3. A secret rite in the cults of ancient Greek or Roman deities, typically involving frenzied singing, dancing, drinking, and sexual activity.

Which better describes what the once-elegant and entertaining events in New Zealand are becoming like.

I have attended and been involved in: the Marlborough Wine Festival from the very early days; the inaugural Taste Martinborough and 15 following events; Canterbury Wine Festival; Auckland food and wine festivals; Devonport Wine Festivals and many others in New Zealand and overseas. Over the years these events have steadily increased in size and popularity but at a corresponding decrease in good behaviour, sobriety and common sense.
This is not to say that earlier festivals were without drunkenness and licentious behaviour. For many years one of the add-on attractions of the helicopter flights at the Marlborough Festival was the people bonking amongst the vines.
I remember once at Toast Martinborough when we took a short cut back to Palliser to get our bus there was a couple going at it by the track. Her Indoors observed that the guy was particularly well-endowed. I ushered her away saying that the poor chap was deformed.
Drunken and half-naked young women have become de rigeur at any events where alcohol is consumed whether it be a folk festival, a music festival or a food and wine festival.
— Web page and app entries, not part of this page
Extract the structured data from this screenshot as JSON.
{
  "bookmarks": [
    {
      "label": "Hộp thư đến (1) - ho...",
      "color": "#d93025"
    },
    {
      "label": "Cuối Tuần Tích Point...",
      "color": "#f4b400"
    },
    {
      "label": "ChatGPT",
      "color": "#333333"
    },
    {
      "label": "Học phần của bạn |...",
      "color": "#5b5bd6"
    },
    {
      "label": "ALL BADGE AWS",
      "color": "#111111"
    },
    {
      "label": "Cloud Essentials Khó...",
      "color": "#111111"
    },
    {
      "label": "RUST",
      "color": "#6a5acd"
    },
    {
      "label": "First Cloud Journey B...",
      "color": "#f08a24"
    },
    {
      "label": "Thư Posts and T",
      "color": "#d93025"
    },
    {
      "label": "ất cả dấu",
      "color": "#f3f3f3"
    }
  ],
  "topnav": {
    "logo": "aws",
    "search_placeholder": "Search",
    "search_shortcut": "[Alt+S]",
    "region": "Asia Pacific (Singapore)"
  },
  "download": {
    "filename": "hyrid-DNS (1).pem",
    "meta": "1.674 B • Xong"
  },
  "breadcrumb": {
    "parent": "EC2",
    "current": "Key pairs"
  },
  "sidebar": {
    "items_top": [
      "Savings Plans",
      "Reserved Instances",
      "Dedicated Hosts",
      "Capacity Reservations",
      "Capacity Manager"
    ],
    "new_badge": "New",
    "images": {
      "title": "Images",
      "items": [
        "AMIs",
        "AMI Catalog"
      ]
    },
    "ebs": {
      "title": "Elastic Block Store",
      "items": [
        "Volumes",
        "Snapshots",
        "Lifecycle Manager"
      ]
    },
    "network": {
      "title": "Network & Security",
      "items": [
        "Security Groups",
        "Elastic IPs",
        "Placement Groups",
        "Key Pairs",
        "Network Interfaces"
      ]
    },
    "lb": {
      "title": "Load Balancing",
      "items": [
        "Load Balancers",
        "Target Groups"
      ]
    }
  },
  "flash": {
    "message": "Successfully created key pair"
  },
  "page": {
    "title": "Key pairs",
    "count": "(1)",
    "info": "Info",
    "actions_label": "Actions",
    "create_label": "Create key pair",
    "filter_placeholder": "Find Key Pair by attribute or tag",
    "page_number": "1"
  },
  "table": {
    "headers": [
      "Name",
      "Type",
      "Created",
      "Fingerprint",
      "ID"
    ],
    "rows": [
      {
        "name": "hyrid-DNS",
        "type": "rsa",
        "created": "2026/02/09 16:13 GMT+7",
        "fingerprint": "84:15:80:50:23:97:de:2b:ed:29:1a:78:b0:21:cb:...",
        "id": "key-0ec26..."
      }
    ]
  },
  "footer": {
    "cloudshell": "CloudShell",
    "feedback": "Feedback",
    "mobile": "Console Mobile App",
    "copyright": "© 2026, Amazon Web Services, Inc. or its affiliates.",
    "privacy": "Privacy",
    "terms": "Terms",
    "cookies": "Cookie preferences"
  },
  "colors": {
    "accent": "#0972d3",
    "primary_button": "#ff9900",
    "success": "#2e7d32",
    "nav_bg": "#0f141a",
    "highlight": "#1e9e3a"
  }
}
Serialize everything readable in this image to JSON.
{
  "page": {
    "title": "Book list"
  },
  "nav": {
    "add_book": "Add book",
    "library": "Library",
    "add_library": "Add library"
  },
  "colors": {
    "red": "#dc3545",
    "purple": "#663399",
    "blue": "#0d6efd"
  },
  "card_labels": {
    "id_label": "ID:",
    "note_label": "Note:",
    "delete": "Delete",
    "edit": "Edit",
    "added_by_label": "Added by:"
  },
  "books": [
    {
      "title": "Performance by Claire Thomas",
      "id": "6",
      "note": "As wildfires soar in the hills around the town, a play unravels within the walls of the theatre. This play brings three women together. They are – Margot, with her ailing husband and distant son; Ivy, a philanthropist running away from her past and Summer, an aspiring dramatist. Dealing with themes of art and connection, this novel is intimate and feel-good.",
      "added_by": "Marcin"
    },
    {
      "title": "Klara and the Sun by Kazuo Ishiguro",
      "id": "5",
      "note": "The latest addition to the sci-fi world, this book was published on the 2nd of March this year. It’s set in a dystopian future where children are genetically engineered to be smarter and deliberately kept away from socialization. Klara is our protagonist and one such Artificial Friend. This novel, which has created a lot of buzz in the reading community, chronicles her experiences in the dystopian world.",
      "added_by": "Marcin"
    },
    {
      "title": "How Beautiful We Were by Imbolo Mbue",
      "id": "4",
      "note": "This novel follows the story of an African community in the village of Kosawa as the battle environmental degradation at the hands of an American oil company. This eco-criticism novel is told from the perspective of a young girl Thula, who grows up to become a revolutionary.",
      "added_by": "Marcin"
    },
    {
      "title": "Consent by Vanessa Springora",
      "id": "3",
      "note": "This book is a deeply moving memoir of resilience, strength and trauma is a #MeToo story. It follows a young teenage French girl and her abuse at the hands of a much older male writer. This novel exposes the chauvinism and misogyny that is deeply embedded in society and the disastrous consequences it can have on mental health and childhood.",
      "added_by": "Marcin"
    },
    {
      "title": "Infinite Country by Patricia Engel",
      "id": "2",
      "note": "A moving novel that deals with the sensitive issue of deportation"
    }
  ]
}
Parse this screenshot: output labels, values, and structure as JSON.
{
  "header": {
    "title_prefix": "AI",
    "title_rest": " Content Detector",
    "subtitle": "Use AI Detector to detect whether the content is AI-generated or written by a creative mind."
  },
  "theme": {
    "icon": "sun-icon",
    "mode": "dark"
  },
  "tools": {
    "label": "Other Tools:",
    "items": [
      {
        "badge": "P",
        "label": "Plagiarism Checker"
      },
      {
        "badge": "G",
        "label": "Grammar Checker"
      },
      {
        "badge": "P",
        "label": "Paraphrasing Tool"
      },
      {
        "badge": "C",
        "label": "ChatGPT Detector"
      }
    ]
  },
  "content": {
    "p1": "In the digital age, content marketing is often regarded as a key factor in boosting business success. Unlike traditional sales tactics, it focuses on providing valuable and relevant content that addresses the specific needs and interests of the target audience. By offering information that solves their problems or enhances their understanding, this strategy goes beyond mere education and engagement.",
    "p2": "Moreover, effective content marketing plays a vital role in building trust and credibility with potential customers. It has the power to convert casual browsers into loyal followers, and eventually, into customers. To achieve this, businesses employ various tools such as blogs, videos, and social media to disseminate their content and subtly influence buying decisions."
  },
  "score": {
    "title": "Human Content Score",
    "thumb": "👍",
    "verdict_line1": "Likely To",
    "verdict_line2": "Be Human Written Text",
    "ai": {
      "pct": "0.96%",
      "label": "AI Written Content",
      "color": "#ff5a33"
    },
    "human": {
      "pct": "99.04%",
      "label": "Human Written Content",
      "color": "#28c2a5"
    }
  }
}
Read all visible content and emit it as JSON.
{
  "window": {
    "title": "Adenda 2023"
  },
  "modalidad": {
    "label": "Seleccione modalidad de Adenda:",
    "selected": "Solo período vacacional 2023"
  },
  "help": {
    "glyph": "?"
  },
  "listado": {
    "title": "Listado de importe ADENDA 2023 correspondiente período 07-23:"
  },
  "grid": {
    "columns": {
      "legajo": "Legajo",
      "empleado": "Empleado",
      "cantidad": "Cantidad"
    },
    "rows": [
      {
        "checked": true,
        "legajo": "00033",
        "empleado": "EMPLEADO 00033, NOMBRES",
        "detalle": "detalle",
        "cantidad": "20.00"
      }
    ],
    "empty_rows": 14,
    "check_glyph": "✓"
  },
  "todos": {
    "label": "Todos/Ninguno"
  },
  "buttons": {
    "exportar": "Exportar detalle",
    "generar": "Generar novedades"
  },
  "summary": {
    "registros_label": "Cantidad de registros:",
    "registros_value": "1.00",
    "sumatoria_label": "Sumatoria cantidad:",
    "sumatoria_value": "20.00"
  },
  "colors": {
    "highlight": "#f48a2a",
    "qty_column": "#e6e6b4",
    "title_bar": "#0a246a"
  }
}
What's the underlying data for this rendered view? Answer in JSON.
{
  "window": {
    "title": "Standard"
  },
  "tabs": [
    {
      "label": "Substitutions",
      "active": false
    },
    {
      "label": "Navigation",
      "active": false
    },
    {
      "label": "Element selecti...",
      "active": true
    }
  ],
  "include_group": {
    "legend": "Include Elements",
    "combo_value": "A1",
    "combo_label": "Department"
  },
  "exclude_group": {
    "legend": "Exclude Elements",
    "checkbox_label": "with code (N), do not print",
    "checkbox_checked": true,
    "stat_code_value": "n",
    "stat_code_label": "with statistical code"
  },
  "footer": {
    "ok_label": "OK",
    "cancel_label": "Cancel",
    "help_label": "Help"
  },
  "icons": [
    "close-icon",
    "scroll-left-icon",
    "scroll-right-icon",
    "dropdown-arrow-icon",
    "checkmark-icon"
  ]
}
Hey, I'm not complaining but the organisers of these events need to stop hiding behind the facade of 'culture' and face up to the fact that wine (or beer) + sun + time + music + festivity = recipe for disaster in some cases.

The 2011 Toast Martinborough is a case in point. Now admittedly there are two sides to every story and the wowsers have been doing a 'beat up' on this but there is no smoke without fire. See:

I remember serving wine at a festival at the viaduct a few years ago and seeing a woman, drunk, fall over backwards still holding her glass. She cracked her skull and had to be carted away by ambulance.

I'm not a misery-guts and I myself enjoy attending these events and, leaving the car at home, having a few (too many) glasses of wine. They have to be properly policed though because unfortunately there are a lot of people who just want to get pissed and whether it is beer, RTD's or Central Otago Pinot Noir to help them in this sometimes just doesn't matter.